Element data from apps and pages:
══════
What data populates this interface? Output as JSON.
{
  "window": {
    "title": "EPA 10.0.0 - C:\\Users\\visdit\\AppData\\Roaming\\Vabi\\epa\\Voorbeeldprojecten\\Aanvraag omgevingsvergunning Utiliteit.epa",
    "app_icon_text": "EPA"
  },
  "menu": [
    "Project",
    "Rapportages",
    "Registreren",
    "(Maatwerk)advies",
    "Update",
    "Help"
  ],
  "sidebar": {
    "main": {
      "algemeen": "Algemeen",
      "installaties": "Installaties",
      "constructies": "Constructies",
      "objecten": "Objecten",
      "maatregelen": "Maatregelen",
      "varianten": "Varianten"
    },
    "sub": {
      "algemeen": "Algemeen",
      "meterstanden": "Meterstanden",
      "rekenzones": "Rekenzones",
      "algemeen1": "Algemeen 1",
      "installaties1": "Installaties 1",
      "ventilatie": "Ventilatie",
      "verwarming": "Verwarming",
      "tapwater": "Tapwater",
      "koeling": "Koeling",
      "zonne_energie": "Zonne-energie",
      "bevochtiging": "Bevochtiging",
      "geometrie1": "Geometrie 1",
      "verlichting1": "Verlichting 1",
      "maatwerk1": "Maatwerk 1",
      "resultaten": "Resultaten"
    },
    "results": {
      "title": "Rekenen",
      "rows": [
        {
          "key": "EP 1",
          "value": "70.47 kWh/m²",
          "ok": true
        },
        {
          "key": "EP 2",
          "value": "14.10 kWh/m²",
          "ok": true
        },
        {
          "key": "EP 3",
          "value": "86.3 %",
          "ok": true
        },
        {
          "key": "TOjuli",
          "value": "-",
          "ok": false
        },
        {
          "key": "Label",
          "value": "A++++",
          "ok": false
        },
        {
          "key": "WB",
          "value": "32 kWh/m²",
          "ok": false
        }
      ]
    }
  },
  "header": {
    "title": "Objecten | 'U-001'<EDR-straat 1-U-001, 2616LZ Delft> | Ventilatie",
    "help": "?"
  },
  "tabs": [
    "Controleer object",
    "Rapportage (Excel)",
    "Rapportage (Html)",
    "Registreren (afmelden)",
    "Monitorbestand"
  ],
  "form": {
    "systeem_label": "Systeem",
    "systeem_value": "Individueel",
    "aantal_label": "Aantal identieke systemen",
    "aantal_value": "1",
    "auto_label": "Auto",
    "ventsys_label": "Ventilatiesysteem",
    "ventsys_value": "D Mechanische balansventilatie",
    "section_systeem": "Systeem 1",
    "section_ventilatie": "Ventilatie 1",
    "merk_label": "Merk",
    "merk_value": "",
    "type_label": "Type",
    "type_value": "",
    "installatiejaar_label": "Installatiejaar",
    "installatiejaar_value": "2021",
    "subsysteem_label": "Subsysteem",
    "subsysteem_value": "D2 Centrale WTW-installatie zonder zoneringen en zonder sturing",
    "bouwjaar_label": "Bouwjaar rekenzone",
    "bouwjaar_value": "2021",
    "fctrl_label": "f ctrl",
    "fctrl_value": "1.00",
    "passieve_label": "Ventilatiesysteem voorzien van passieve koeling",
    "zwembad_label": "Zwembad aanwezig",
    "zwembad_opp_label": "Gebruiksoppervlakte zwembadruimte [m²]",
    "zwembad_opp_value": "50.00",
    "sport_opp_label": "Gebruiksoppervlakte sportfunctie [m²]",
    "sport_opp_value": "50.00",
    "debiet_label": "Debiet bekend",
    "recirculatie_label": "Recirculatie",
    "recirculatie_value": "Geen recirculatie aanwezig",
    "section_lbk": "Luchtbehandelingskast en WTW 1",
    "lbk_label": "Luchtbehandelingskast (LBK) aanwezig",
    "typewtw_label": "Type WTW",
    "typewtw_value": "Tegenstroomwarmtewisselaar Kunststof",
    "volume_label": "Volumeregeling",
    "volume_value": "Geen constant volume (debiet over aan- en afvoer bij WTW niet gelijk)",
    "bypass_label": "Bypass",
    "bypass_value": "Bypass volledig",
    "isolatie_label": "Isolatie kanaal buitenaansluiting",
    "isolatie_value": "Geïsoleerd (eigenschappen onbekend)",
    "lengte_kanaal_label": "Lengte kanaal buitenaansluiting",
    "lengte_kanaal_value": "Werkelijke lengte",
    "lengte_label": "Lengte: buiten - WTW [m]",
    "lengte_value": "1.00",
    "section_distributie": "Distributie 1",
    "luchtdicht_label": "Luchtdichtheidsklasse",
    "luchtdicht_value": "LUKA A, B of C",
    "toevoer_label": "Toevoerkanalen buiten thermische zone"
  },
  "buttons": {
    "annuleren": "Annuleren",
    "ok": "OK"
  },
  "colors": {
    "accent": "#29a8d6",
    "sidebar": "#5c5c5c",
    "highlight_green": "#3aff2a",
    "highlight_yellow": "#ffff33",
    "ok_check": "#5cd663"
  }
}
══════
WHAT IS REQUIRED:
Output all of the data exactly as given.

RESULT FOR THIS EXERCISE:
What data populates this interface? Output as JSON.
{
  "window": {
    "title": "EPA 10.0.0 - C:\\Users\\visdit\\AppData\\Roaming\\Vabi\\epa\\Voorbeeldprojecten\\Aanvraag omgevingsvergunning Utiliteit.epa",
    "app_icon_text": "EPA"
  },
  "menu": [
    "Project",
    "Rapportages",
    "Registreren",
    "(Maatwerk)advies",
    "Update",
    "Help"
  ],
  "sidebar": {
    "main": {
      "algemeen": "Algemeen",
      "installaties": "Installaties",
      "constructies": "Constructies",
      "objecten": "Objecten",
      "maatregelen": "Maatregelen",
      "varianten": "Varianten"
    },
    "sub": {
      "algemeen": "Algemeen",
      "meterstanden": "Meterstanden",
      "rekenzones": "Rekenzones",
      "algemeen1": "Algemeen 1",
      "installaties1": "Installaties 1",
      "ventilatie": "Ventilatie",
      "verwarming": "Verwarming",
      "tapwater": "Tapwater",
      "koeling": "Koeling",
      "zonne_energie": "Zonne-energie",
      "bevochtiging": "Bevochtiging",
      "geometrie1": "Geometrie 1",
      "verlichting1": "Verlichting 1",
      "maatwerk1": "Maatwerk 1",
      "resultaten": "Resultaten"
    },
    "results": {
      "title": "Rekenen",
      "rows": [
        {
          "key": "EP 1",
          "value": "70.47 kWh/m²",
          "ok": true
        },
        {
          "key": "EP 2",
          "value": "14.10 kWh/m²",
          "ok": true
        },
        {
          "key": "EP 3",
          "value": "86.3 %",
          "ok": true
        },
        {
          "key": "TOjuli",
          "value": "-",
          "ok": false
        },
        {
          "key": "Label",
          "value": "A++++",
          "ok": false
        },
        {
          "key": "WB",
          "value": "32 kWh/m²",
          "ok": false
        }
      ]
    }
  },
  "header": {
    "title": "Objecten | 'U-001'<EDR-straat 1-U-001, 2616LZ Delft> | Ventilatie",
    "help": "?"
  },
  "tabs": [
    "Controleer object",
    "Rapportage (Excel)",
    "Rapportage (Html)",
    "Registreren (afmelden)",
    "Monitorbestand"
  ],
  "form": {
    "systeem_label": "Systeem",
    "systeem_value": "Individueel",
    "aantal_label": "Aantal identieke systemen",
    "aantal_value": "1",
    "auto_label": "Auto",
    "ventsys_label": "Ventilatiesysteem",
    "ventsys_value": "D Mechanische balansventilatie",
    "section_systeem": "Systeem 1",
    "section_ventilatie": "Ventilatie 1",
    "merk_label": "Merk",
    "merk_value": "",
    "type_label": "Type",
    "type_value": "",
    "installatiejaar_label": "Installatiejaar",
    "installatiejaar_value": "2021",
    "subsysteem_label": "Subsysteem",
    "subsysteem_value": "D2 Centrale WTW-installatie zonder zoneringen en zonder sturing",
    "bouwjaar_label": "Bouwjaar rekenzone",
    "bouwjaar_value": "2021",
    "fctrl_label": "f ctrl",
    "fctrl_value": "1.00",
    "passieve_label": "Ventilatiesysteem voorzien van passieve koeling",
    "zwembad_label": "Zwembad aanwezig",
    "zwembad_opp_label": "Gebruiksoppervlakte zwembadruimte [m²]",
    "zwembad_opp_value": "50.00",
    "sport_opp_label": "Gebruiksoppervlakte sportfunctie [m²]",
    "sport_opp_value": "50.00",
    "debiet_label": "Debiet bekend",
    "recirculatie_label": "Recirculatie",
    "recirculatie_value": "Geen recirculatie aanwezig",
    "section_lbk": "Luchtbehandelingskast en WTW 1",
    "lbk_label": "Luchtbehandelingskast (LBK) aanwezig",
    "typewtw_label": "Type WTW",
    "typewtw_value": "Tegenstroomwarmtewisselaar Kunststof",
    "volume_label": "Volumeregeling",
    "volume_value": "Geen constant volume (debiet over aan- en afvoer bij WTW niet gelijk)",
    "bypass_label": "Bypass",
    "bypass_value": "Bypass volledig",
    "isolatie_label": "Isolatie kanaal buitenaansluiting",
    "isolatie_value": "Geïsoleerd (eigenschappen onbekend)",
    "lengte_kanaal_label": "Lengte kanaal buitenaansluiting",
    "lengte_kanaal_value": "Werkelijke lengte",
    "lengte_label": "Lengte: buiten - WTW [m]",
    "lengte_value": "1.00",
    "section_distributie": "Distributie 1",
    "luchtdicht_label": "Luchtdichtheidsklasse",
    "luchtdicht_value": "LUKA A, B of C",
    "toevoer_label": "Toevoerkanalen buiten thermische zone"
  },
  "buttons": {
    "annuleren": "Annuleren",
    "ok": "OK"
  },
  "colors": {
    "accent": "#29a8d6",
    "sidebar": "#5c5c5c",
    "highlight_green": "#3aff2a",
    "highlight_yellow": "#ffff33",
    "ok_check": "#5cd663"
  }
}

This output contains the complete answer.